Soaring house prices, welfare cuts and loss of social housing have sparked a housing crisis. For Quakers at Yearly Meeting it was a hot topic and now they are questioning peers who are beginning a line by line examination of The Housing and Planning Bill in the House of Lords.
Quakers in Britain say this Bill is a missed opportunity for the government to reduce inequality in the housing system. Instead it will increase inequality between those who are home-owners and those who are not.
The Housing and Planning Bill
The Bill will make provision about housing, estate agents, rent charges, planning and compulsory purchase.
At Yearly Meeting in 2015, Quakers spoke out strongly against the proposal to extend the 'right to buy' legislation to housing associations. This issue was raised in submissions sent by Quakers in Britain to the House of Commons and to the House of Lords.
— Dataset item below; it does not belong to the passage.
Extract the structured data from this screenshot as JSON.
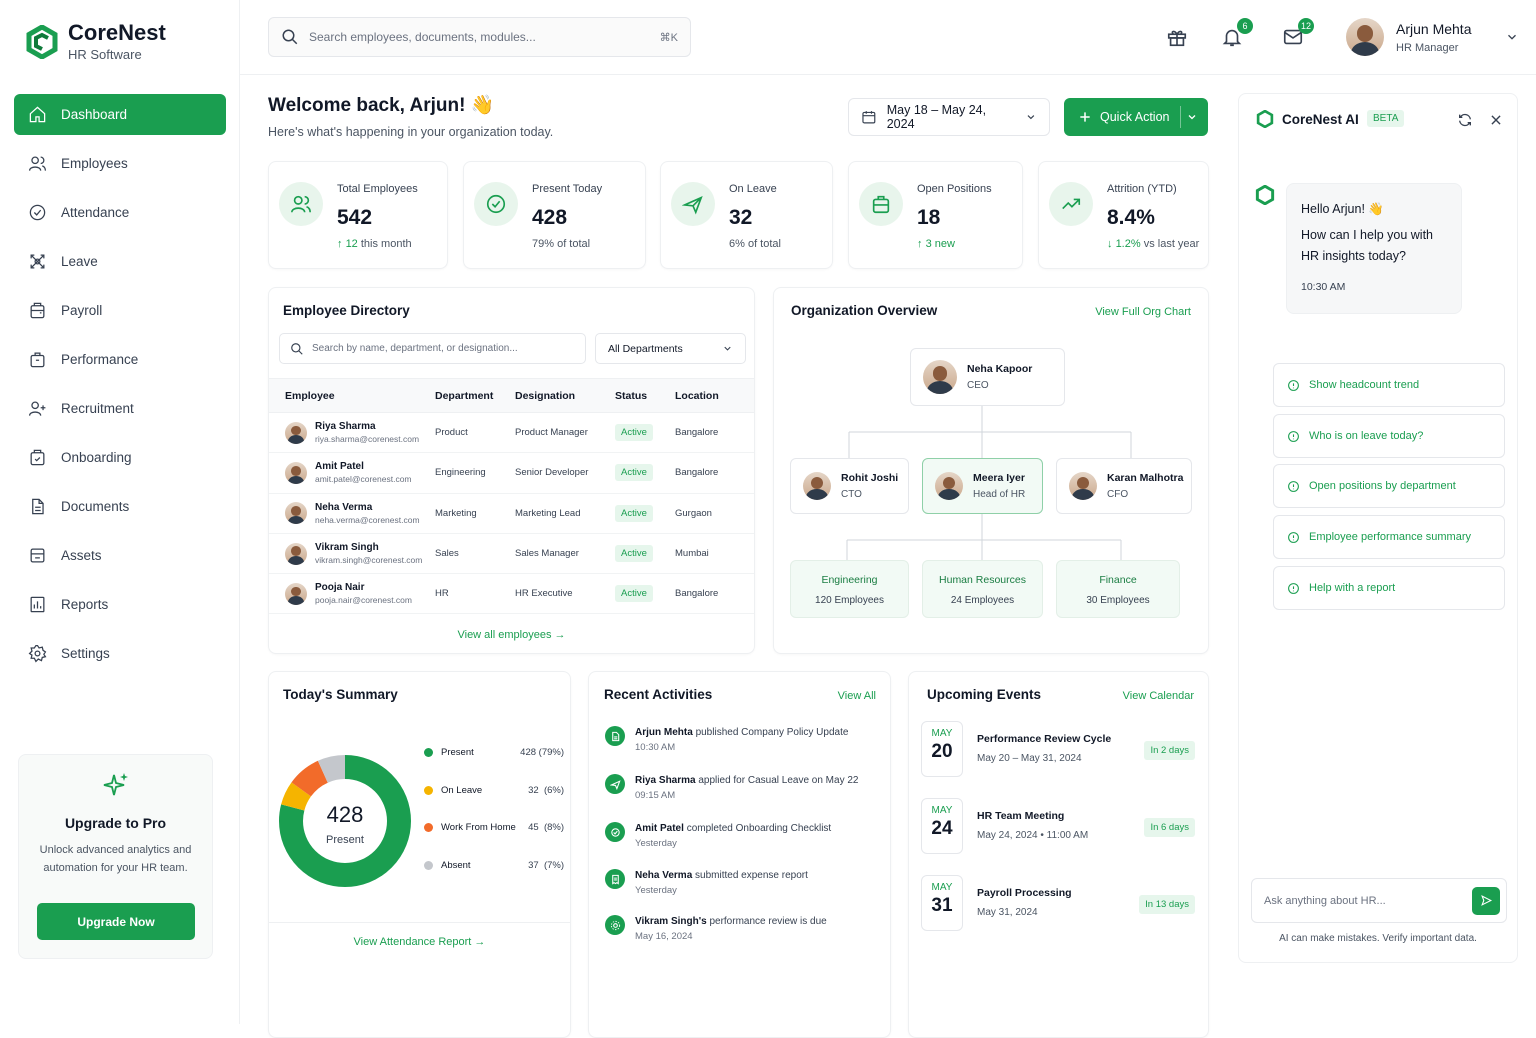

They wrote:" We are deeply concerned that the Bill does not include an explicit commitment to replace social housing sold under right to buy. We ask for a commitment for like-for-like replacements to social housing lost through right to buy."
Quakers supported an amendment in the House of Commons to Clause 56 which would have required "housing associations offering the right to buy to their tenants to re-invest all the money received as a result of the sale in replacement local affordable housing, including a guaranteed like-for-like home in the same area". In the Bill before the House of Lords, this Clause has become Clause 62.
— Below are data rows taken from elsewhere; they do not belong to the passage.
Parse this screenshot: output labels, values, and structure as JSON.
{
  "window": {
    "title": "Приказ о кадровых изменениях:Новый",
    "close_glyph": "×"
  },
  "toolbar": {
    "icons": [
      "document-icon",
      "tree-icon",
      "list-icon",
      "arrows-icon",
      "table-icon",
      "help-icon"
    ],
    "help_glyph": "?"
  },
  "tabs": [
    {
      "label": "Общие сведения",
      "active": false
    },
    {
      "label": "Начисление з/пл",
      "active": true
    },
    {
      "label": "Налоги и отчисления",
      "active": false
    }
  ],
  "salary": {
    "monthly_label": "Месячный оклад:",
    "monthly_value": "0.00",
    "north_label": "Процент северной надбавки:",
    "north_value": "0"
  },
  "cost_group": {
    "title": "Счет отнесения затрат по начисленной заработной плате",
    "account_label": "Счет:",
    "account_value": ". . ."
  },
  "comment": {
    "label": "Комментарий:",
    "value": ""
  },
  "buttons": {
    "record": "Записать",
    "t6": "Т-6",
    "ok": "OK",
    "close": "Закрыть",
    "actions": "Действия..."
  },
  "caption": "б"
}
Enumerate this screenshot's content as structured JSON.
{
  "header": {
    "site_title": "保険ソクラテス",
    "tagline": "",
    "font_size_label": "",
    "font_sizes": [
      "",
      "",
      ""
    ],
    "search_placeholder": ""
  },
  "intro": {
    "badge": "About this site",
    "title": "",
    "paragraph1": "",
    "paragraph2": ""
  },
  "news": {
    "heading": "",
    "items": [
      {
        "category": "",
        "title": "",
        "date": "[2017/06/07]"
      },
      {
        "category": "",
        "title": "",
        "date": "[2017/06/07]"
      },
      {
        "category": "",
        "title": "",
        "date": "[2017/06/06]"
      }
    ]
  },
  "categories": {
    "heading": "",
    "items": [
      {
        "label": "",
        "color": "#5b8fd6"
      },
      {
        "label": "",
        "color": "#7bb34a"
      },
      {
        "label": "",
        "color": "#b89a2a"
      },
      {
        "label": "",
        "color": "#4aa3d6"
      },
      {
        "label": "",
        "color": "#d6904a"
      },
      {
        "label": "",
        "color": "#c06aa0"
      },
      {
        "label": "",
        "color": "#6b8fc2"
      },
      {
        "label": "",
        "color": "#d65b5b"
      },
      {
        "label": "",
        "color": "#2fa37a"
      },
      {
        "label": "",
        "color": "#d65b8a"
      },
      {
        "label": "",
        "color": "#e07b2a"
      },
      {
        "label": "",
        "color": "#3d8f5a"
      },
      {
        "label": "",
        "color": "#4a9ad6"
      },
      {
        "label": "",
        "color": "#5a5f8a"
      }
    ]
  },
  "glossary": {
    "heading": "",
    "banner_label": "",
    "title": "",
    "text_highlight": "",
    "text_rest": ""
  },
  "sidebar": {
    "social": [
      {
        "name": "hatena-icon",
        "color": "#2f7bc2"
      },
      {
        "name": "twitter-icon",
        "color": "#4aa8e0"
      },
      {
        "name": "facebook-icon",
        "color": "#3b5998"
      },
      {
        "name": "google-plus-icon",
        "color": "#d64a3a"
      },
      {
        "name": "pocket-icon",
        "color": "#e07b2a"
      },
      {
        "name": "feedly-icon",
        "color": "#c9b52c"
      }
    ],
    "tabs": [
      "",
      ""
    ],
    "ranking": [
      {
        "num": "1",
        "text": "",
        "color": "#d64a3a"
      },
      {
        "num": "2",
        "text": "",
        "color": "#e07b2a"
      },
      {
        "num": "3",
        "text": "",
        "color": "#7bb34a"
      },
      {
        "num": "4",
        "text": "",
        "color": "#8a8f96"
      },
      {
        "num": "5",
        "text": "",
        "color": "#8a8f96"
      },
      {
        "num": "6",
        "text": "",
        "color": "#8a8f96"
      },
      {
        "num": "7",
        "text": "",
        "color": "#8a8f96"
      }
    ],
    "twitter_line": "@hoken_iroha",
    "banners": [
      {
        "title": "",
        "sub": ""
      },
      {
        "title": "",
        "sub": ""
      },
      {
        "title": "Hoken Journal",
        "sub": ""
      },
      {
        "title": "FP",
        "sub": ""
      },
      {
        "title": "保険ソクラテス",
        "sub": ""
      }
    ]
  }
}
Quakers and housing justice
Around the country, Quakers are picking up this concern. London Quakers are holding a day conference to discuss the housing crisis. “Housing inequality – What cast thou do?" is free and open to all on Saturday, 20 February in Friends House, London. The keynote speaker will be Robert (Bob) Kerslake, member of the House of Lords and former Head of the Home Civil Service and Permanent Secretary at the Department for Communities and Local Government.
For more than 100 years Quakers have promoting social housing. They were early supporters of the new 'garden cities' and are long-term advocates of good quality and affordable housing for all. In 1967 Quaker Housing Trust (QHT), was created to channel Quaker money into the creation of social housing – homes – for people in housing need.
Quaker organisations working for housing justice include Quaker Social Action.
The problem is not an insoluble one and our voices can be heard.- Quakers in Britain
Yearly Meeting recorded that Quakers' concern about housing is rooted in faith and grounded in the belief that everyone is equal in the eyes of God.
They said the concern is driven “by our belief that all are equally children of God and our experience that a home is essential for our spiritual wellbeing, not just for our physical and mental health. There is a continuing housing crisis in this country and inequality in housing is a highly visible and damaging symptom of injustice in our society."
The statement continued, “We need both to examine our own lives and to seek to influence public policy to support equality. The problem is not an insoluble one and our voices can be heard."